MATERIAL FOR THE TASK —
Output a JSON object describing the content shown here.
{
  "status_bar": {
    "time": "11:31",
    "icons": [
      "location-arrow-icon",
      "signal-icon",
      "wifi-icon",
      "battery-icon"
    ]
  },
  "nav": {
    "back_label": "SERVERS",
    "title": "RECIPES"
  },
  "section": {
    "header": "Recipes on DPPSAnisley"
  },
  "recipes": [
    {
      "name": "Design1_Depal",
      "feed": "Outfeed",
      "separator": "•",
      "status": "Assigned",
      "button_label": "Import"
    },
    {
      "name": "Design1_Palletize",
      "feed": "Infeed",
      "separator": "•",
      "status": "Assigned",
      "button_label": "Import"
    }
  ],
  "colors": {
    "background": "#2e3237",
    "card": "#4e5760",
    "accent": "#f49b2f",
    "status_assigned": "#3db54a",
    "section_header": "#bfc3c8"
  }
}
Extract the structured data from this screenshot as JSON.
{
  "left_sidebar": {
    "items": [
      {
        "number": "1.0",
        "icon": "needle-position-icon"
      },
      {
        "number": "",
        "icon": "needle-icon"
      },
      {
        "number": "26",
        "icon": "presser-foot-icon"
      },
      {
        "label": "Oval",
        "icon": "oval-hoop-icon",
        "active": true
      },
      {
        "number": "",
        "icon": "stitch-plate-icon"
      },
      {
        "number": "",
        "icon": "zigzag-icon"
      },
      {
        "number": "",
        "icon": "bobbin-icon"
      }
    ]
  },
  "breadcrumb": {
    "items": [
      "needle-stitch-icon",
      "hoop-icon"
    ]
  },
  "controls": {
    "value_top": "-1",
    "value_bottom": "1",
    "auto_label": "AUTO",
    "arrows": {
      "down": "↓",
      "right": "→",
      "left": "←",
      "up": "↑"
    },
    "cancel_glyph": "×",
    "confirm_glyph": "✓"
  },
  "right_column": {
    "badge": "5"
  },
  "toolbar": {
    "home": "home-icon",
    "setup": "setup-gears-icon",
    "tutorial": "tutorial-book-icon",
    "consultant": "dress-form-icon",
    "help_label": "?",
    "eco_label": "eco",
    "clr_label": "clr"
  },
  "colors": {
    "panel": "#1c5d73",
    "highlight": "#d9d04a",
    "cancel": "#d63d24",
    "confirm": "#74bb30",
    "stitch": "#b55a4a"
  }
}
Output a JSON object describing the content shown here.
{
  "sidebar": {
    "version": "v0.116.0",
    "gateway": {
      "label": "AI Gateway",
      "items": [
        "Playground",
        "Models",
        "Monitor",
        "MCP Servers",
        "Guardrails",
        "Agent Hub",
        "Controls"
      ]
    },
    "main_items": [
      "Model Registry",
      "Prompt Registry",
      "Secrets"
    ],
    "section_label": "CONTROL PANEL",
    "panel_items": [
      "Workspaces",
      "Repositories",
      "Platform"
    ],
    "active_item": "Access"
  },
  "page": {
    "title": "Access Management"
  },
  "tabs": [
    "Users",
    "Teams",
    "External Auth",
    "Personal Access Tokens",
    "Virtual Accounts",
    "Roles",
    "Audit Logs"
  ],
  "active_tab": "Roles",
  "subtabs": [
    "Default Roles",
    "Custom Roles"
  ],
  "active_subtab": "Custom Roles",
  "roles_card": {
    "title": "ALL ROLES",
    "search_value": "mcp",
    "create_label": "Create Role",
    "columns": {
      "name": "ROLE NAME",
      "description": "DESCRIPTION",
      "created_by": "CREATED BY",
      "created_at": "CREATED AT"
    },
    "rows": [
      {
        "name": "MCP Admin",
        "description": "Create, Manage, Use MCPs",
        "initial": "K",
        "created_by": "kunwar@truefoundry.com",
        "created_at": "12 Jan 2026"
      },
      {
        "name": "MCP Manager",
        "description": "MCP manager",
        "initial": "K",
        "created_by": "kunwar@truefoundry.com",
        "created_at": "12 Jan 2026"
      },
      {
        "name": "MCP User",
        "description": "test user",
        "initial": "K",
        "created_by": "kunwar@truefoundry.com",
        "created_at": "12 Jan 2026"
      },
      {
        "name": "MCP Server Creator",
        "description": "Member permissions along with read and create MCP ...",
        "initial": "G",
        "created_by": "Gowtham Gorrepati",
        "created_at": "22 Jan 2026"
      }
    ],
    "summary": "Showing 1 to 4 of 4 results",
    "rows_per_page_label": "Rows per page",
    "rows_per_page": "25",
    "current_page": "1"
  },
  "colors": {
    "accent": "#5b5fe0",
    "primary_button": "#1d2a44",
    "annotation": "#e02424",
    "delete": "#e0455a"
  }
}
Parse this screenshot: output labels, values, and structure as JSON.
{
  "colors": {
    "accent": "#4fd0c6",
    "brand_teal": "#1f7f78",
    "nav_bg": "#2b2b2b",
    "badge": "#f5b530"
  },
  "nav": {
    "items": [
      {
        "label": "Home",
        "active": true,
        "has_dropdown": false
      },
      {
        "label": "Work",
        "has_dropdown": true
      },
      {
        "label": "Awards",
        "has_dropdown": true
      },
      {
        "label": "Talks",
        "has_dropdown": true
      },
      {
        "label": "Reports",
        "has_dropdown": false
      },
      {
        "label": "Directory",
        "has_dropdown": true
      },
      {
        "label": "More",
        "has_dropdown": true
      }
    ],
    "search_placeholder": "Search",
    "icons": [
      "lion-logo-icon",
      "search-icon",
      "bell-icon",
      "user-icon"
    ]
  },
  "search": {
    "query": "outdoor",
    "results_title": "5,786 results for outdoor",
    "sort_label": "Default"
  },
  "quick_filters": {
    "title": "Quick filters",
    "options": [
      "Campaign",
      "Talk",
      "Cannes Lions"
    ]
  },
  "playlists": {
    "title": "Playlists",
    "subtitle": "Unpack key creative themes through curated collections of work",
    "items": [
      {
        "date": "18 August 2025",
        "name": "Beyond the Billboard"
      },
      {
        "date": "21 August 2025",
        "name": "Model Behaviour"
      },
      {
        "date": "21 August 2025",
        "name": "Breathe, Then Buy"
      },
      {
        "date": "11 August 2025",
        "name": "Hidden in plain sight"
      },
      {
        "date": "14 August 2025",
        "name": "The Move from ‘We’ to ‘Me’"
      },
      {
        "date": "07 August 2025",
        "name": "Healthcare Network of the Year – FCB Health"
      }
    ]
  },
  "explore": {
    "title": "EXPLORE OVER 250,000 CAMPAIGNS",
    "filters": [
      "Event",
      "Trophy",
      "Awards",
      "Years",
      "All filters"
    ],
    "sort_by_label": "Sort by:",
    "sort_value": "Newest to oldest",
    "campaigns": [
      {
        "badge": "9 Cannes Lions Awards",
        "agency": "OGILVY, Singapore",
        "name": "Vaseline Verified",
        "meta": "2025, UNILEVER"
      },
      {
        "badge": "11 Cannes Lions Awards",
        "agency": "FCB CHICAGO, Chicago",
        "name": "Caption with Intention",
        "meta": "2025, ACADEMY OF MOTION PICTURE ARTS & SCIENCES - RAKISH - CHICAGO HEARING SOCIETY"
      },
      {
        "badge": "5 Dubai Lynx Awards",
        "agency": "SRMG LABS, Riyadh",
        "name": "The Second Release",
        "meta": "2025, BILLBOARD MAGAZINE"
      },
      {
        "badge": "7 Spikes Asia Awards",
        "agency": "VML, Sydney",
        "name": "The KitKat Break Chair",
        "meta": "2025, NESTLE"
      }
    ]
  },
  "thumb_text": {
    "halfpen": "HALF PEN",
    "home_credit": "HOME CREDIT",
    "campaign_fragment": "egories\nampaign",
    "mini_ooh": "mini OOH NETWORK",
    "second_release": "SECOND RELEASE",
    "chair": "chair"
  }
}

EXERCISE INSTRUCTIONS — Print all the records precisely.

RESPONSE TO THIS EXERCISE —
Output a JSON object describing the content shown here.
{
  "status_bar": {
    "time": "11:31",
    "icons": [
      "location-arrow-icon",
      "signal-icon",
      "wifi-icon",
      "battery-icon"
    ]
  },
  "nav": {
    "back_label": "SERVERS",
    "title": "RECIPES"
  },
  "section": {
    "header": "Recipes on DPPSAnisley"
  },
  "recipes": [
    {
      "name": "Design1_Depal",
      "feed": "Outfeed",
      "separator": "•",
      "status": "Assigned",
      "button_label": "Import"
    },
    {
      "name": "Design1_Palletize",
      "feed": "Infeed",
      "separator": "•",
      "status": "Assigned",
      "button_label": "Import"
    }
  ],
  "colors": {
    "background": "#2e3237",
    "card": "#4e5760",
    "accent": "#f49b2f",
    "status_assigned": "#3db54a",
    "section_header": "#bfc3c8"
  }
}
Extract the structured data from this screenshot as JSON.
{
  "left_sidebar": {
    "items": [
      {
        "number": "1.0",
        "icon": "needle-position-icon"
      },
      {
        "number": "",
        "icon": "needle-icon"
      },
      {
        "number": "26",
        "icon": "presser-foot-icon"
      },
      {
        "label": "Oval",
        "icon": "oval-hoop-icon",
        "active": true
      },
      {
        "number": "",
        "icon": "stitch-plate-icon"
      },
      {
        "number": "",
        "icon": "zigzag-icon"
      },
      {
        "number": "",
        "icon": "bobbin-icon"
      }
    ]
  },
  "breadcrumb": {
    "items": [
      "needle-stitch-icon",
      "hoop-icon"
    ]
  },
  "controls": {
    "value_top": "-1",
    "value_bottom": "1",
    "auto_label": "AUTO",
    "arrows": {
      "down": "↓",
      "right": "→",
      "left": "←",
      "up": "↑"
    },
    "cancel_glyph": "×",
    "confirm_glyph": "✓"
  },
  "right_column": {
    "badge": "5"
  },
  "toolbar": {
    "home": "home-icon",
    "setup": "setup-gears-icon",
    "tutorial": "tutorial-book-icon",
    "consultant": "dress-form-icon",
    "help_label": "?",
    "eco_label": "eco",
    "clr_label": "clr"
  },
  "colors": {
    "panel": "#1c5d73",
    "highlight": "#d9d04a",
    "cancel": "#d63d24",
    "confirm": "#74bb30",
    "stitch": "#b55a4a"
  }
}
Output a JSON object describing the content shown here.
{
  "sidebar": {
    "version": "v0.116.0",
    "gateway": {
      "label": "AI Gateway",
      "items": [
        "Playground",
        "Models",
        "Monitor",
        "MCP Servers",
        "Guardrails",
        "Agent Hub",
        "Controls"
      ]
    },
    "main_items": [
      "Model Registry",
      "Prompt Registry",
      "Secrets"
    ],
    "section_label": "CONTROL PANEL",
    "panel_items": [
      "Workspaces",
      "Repositories",
      "Platform"
    ],
    "active_item": "Access"
  },
  "page": {
    "title": "Access Management"
  },
  "tabs": [
    "Users",
    "Teams",
    "External Auth",
    "Personal Access Tokens",
    "Virtual Accounts",
    "Roles",
    "Audit Logs"
  ],
  "active_tab": "Roles",
  "subtabs": [
    "Default Roles",
    "Custom Roles"
  ],
  "active_subtab": "Custom Roles",
  "roles_card": {
    "title": "ALL ROLES",
    "search_value": "mcp",
    "create_label": "Create Role",
    "columns": {
      "name": "ROLE NAME",
      "description": "DESCRIPTION",
      "created_by": "CREATED BY",
      "created_at": "CREATED AT"
    },
    "rows": [
      {
        "name": "MCP Admin",
        "description": "Create, Manage, Use MCPs",
        "initial": "K",
        "created_by": "kunwar@truefoundry.com",
        "created_at": "12 Jan 2026"
      },
      {
        "name": "MCP Manager",
        "description": "MCP manager",
        "initial": "K",
        "created_by": "kunwar@truefoundry.com",
        "created_at": "12 Jan 2026"
      },
      {
        "name": "MCP User",
        "description": "test user",
        "initial": "K",
        "created_by": "kunwar@truefoundry.com",
        "created_at": "12 Jan 2026"
      },
      {
        "name": "MCP Server Creator",
        "description": "Member permissions along with read and create MCP ...",
        "initial": "G",
        "created_by": "Gowtham Gorrepati",
        "created_at": "22 Jan 2026"
      }
    ],
    "summary": "Showing 1 to 4 of 4 results",
    "rows_per_page_label": "Rows per page",
    "rows_per_page": "25",
    "current_page": "1"
  },
  "colors": {
    "accent": "#5b5fe0",
    "primary_button": "#1d2a44",
    "annotation": "#e02424",
    "delete": "#e0455a"
  }
}
Parse this screenshot: output labels, values, and structure as JSON.
{
  "colors": {
    "accent": "#4fd0c6",
    "brand_teal": "#1f7f78",
    "nav_bg": "#2b2b2b",
    "badge": "#f5b530"
  },
  "nav": {
    "items": [
      {
        "label": "Home",
        "active": true,
        "has_dropdown": false
      },
      {
        "label": "Work",
        "has_dropdown": true
      },
      {
        "label": "Awards",
        "has_dropdown": true
      },
      {
        "label": "Talks",
        "has_dropdown": true
      },
      {
        "label": "Reports",
        "has_dropdown": false
      },
      {
        "label": "Directory",
        "has_dropdown": true
      },
      {
        "label": "More",
        "has_dropdown": true
      }
    ],
    "search_placeholder": "Search",
    "icons": [
      "lion-logo-icon",
      "search-icon",
      "bell-icon",
      "user-icon"
    ]
  },
  "search": {
    "query": "outdoor",
    "results_title": "5,786 results for outdoor",
    "sort_label": "Default"
  },
  "quick_filters": {
    "title": "Quick filters",
    "options": [
      "Campaign",
      "Talk",
      "Cannes Lions"
    ]
  },
  "playlists": {
    "title": "Playlists",
    "subtitle": "Unpack key creative themes through curated collections of work",
    "items": [
      {
        "date": "18 August 2025",
        "name": "Beyond the Billboard"
      },
      {
        "date": "21 August 2025",
        "name": "Model Behaviour"
      },
      {
        "date": "21 August 2025",
        "name": "Breathe, Then Buy"
      },
      {
        "date": "11 August 2025",
        "name": "Hidden in plain sight"
      },
      {
        "date": "14 August 2025",
        "name": "The Move from ‘We’ to ‘Me’"
      },
      {
        "date": "07 August 2025",
        "name": "Healthcare Network of the Year – FCB Health"
      }
    ]
  },
  "explore": {
    "title": "EXPLORE OVER 250,000 CAMPAIGNS",
    "filters": [
      "Event",
      "Trophy",
      "Awards",
      "Years",
      "All filters"
    ],
    "sort_by_label": "Sort by:",
    "sort_value": "Newest to oldest",
    "campaigns": [
      {
        "badge": "9 Cannes Lions Awards",
        "agency": "OGILVY, Singapore",
        "name": "Vaseline Verified",
        "meta": "2025, UNILEVER"
      },
      {
        "badge": "11 Cannes Lions Awards",
        "agency": "FCB CHICAGO, Chicago",
        "name": "Caption with Intention",
        "meta": "2025, ACADEMY OF MOTION PICTURE ARTS & SCIENCES - RAKISH - CHICAGO HEARING SOCIETY"
      },
      {
        "badge": "5 Dubai Lynx Awards",
        "agency": "SRMG LABS, Riyadh",
        "name": "The Second Release",
        "meta": "2025, BILLBOARD MAGAZINE"
      },
      {
        "badge": "7 Spikes Asia Awards",
        "agency": "VML, Sydney",
        "name": "The KitKat Break Chair",
        "meta": "2025, NESTLE"
      }
    ]
  },
  "thumb_text": {
    "halfpen": "HALF PEN",
    "home_credit": "HOME CREDIT",
    "campaign_fragment": "egories\nampaign",
    "mini_ooh": "mini OOH NETWORK",
    "second_release": "SECOND RELEASE",
    "chair": "chair"
  }
}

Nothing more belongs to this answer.